Why generic and disease-specific quality-of-life instruments should be used together for the evaluation of patients with persistent allergic rhinitis
Article first published online: 21 MAR 2005
Clinical & Experimental Allergy
Volume 35, Issue 3, pages 288–298, March 2005
How to Cite
Leong, K. P., L. Yeak, S. C., M. Saurajen, A. S., H. Mok, P. K., Earnest, A., Siow, J. K., C. Chee, N. W., Yeo, S. B., Khoo, M. L., Y. Lee, J. C., Seshadri, R., Chan, S. P., Tang, C. Y. and Chng, H. H. (2005), Why generic and disease-specific quality-of-life instruments should be used together for the evaluation of patients with persistent allergic rhinitis. Clinical & Experimental Allergy, 35: 288–298. doi: 10.1111/j.1365-2222.2005.02201.x
- Issue published online: 21 MAR 2005
- Article first published online: 21 MAR 2005
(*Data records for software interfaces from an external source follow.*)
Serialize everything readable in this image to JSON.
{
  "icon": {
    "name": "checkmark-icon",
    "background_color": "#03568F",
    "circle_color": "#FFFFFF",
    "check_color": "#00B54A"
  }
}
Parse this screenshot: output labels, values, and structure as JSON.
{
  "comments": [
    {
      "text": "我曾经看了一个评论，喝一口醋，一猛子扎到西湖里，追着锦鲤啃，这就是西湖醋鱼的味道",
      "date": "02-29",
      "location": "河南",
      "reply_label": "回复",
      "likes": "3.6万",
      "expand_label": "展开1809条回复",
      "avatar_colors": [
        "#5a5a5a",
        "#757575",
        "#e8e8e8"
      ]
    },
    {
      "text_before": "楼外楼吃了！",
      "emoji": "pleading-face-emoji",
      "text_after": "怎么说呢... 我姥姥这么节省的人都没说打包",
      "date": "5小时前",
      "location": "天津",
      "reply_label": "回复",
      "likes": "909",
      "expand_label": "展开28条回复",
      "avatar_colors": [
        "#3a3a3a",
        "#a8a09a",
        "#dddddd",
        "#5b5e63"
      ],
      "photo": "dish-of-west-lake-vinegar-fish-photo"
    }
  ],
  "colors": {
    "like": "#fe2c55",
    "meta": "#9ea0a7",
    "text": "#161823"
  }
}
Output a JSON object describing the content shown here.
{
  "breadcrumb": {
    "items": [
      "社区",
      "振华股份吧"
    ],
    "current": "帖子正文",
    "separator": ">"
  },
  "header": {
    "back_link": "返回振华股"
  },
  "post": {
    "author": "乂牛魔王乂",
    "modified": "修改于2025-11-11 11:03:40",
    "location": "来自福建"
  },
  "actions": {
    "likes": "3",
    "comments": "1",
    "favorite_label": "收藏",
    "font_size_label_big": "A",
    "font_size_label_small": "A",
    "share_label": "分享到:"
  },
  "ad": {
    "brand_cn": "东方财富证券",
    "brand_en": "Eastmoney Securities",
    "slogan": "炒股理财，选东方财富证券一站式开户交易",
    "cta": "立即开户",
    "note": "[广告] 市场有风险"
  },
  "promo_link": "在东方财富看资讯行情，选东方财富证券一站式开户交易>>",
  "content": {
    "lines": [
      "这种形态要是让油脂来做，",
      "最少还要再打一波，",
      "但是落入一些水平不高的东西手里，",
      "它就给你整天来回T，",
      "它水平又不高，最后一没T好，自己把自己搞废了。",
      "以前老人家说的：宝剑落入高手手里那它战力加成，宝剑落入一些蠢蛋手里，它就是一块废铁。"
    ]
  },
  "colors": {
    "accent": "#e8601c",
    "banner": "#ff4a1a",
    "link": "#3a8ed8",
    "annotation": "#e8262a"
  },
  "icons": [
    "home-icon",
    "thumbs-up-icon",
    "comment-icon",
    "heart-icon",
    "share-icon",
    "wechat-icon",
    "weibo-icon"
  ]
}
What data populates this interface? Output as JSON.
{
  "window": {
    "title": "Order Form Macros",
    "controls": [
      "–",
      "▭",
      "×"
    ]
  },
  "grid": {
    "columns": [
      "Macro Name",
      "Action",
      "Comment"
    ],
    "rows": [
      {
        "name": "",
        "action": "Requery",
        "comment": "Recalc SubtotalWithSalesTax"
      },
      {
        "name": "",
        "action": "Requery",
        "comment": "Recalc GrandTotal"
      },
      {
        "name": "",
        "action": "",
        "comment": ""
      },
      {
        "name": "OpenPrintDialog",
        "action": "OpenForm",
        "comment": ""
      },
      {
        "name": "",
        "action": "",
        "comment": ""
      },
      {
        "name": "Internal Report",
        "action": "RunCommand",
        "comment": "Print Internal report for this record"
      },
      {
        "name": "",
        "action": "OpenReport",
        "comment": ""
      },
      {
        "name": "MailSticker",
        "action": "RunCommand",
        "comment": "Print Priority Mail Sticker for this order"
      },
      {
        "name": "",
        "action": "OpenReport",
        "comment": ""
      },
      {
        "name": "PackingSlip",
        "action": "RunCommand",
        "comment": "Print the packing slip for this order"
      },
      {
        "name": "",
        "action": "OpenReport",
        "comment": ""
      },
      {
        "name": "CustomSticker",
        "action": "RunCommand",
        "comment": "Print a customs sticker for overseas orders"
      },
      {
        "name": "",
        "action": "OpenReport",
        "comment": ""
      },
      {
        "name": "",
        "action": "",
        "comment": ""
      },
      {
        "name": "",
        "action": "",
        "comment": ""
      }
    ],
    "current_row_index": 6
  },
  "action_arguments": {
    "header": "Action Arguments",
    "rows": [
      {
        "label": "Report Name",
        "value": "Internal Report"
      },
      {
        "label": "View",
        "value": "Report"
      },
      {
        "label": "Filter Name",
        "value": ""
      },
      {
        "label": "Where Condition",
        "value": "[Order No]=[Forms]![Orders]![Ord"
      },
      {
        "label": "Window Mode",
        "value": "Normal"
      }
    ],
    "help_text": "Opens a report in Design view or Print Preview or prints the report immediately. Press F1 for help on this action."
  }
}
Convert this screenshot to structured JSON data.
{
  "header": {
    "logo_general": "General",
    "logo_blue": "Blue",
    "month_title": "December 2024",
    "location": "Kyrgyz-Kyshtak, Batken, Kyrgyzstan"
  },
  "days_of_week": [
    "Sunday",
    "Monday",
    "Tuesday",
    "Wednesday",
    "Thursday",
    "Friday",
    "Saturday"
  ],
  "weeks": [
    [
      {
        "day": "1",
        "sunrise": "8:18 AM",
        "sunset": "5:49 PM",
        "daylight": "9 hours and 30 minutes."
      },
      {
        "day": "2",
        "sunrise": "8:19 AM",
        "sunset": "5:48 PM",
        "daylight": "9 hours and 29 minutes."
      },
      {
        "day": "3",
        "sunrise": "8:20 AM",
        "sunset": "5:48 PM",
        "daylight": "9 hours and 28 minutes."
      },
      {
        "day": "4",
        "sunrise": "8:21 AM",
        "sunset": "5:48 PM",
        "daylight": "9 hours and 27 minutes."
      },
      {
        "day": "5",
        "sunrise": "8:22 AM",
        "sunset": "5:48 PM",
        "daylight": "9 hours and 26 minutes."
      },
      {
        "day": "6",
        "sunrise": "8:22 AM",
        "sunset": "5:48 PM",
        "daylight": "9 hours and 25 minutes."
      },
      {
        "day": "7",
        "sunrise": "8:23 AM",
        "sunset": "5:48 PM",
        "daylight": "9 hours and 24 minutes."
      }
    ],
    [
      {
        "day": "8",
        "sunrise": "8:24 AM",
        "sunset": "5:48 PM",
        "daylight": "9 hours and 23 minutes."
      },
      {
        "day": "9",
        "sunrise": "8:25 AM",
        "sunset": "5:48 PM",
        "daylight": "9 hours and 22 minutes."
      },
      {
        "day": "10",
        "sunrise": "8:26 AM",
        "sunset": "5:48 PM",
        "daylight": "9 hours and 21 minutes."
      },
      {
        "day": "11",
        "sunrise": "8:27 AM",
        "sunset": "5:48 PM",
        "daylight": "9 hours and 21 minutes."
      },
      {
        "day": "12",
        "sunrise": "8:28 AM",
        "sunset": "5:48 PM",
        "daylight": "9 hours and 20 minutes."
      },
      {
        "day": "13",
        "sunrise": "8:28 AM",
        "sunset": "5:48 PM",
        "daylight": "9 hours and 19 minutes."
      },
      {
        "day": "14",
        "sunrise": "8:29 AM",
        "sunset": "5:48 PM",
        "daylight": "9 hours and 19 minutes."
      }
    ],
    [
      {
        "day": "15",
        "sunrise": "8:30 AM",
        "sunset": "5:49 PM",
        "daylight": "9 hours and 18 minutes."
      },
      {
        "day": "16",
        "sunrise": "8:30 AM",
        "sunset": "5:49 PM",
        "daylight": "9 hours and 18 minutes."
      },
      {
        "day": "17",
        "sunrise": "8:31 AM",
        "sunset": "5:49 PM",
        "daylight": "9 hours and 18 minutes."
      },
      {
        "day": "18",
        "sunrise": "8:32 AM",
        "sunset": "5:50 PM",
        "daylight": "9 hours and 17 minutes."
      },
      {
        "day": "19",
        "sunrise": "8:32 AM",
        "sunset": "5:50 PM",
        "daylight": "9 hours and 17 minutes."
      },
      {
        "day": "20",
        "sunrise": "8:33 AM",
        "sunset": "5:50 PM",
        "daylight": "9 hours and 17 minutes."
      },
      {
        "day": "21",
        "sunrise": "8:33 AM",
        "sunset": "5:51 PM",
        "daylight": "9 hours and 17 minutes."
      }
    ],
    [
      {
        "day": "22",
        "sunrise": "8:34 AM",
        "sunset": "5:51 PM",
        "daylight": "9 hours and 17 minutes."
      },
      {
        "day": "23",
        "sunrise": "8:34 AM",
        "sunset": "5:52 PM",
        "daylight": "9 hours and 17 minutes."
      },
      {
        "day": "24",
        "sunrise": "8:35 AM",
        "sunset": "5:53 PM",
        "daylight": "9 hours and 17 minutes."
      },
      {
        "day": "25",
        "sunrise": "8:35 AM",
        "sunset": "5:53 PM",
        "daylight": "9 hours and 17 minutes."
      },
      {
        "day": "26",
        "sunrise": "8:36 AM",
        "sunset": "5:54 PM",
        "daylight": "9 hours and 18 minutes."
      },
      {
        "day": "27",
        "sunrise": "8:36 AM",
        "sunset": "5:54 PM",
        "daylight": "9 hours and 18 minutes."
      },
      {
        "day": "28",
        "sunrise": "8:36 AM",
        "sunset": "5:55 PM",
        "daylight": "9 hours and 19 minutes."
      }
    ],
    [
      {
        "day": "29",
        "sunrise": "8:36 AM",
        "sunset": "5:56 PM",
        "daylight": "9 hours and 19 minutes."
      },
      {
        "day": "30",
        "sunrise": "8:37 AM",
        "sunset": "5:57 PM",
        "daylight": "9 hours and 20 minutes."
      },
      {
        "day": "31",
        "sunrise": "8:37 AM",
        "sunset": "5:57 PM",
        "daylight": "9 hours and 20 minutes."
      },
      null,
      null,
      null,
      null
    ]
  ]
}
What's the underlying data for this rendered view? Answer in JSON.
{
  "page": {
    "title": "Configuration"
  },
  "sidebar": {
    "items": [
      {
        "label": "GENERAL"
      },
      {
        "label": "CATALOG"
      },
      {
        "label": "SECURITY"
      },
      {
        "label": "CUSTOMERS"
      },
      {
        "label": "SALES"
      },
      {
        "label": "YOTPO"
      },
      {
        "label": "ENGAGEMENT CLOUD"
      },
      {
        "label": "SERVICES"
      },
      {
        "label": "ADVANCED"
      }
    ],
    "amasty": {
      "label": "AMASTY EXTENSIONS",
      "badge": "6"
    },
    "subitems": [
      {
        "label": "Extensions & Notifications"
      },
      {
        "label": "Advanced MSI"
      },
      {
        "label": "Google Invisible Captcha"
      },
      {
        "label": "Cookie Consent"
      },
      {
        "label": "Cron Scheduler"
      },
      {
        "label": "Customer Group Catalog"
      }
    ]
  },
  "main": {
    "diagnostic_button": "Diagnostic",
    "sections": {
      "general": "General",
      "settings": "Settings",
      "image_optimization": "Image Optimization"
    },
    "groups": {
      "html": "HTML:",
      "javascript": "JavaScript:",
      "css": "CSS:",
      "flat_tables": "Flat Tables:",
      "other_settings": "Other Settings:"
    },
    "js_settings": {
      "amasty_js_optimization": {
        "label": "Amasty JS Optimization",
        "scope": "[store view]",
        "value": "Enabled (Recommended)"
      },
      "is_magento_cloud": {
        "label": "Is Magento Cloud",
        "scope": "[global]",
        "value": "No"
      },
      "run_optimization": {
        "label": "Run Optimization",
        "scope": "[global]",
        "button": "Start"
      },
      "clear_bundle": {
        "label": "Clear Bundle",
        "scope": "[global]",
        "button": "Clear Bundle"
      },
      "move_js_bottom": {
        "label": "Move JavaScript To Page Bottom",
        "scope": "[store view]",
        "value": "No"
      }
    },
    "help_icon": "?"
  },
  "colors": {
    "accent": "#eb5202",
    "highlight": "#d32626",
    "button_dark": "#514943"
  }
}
- Submitted 24 September 2003; Revised 23 April 2004; Accepted 14 December 2004
- factor analysis;
- Medical Outcome Short-Form 36;
- persistent allergic rhinitis;
- quality of life;
- Rasch modelling;
- Rhinoconjunctivitis Quality-of-Life Questionnaire;
- symptom score
Background The importance of assessing health-related quality of life (HRQL) of patients with allergic rhinitis (AR) has been well established, but the specific roles of rhinitis-specific or general health instruments have not been delineated.
Objective We analysed the psychometric properties of a disease-specific instrument, the Rhinoconjunctivitis Quality-of-Life Questionnaire (RQLQ) and the general health instrument, the Medical Outcome Short-Form 36 (SF-36) as they are employed in combination in patients with persistent AR in clinical practice.
We analysed the data collected from a prospective study of 43 newly diagnosed patients with persistent AR and 44 controls. We interviewed the patients four times, at baseline, weeks 4, 8 and 10.
Results The RQLQ and SF-36 have good discriminative property, internal consistency, and test–retest reliability. The RQLQ is superior to the SF-36 as an evaluative instrument because more of its domains respond to change, the magnitude of change was greater, and the response was faster. The SF-36 is more susceptible to floor and ceiling effects. Both instruments are unsuitable for mildly symptomatic patients based on Rasch model analysis. Each questionnaire assesses a distinct and significant portion of the total HRQL of persistent AR.
Conclusion The SF-36 and RQLQ are good for discriminating rhinitis patients from controls, but the former is poor for detecting changes in QOL. Both are inappropriate for mildly symptomatic patients. Each instrument measures non-overlapping halves of the measurable HRQL. For an assessment of the HRQL in persistent AR that is complete and responsive both instruments should be employed together.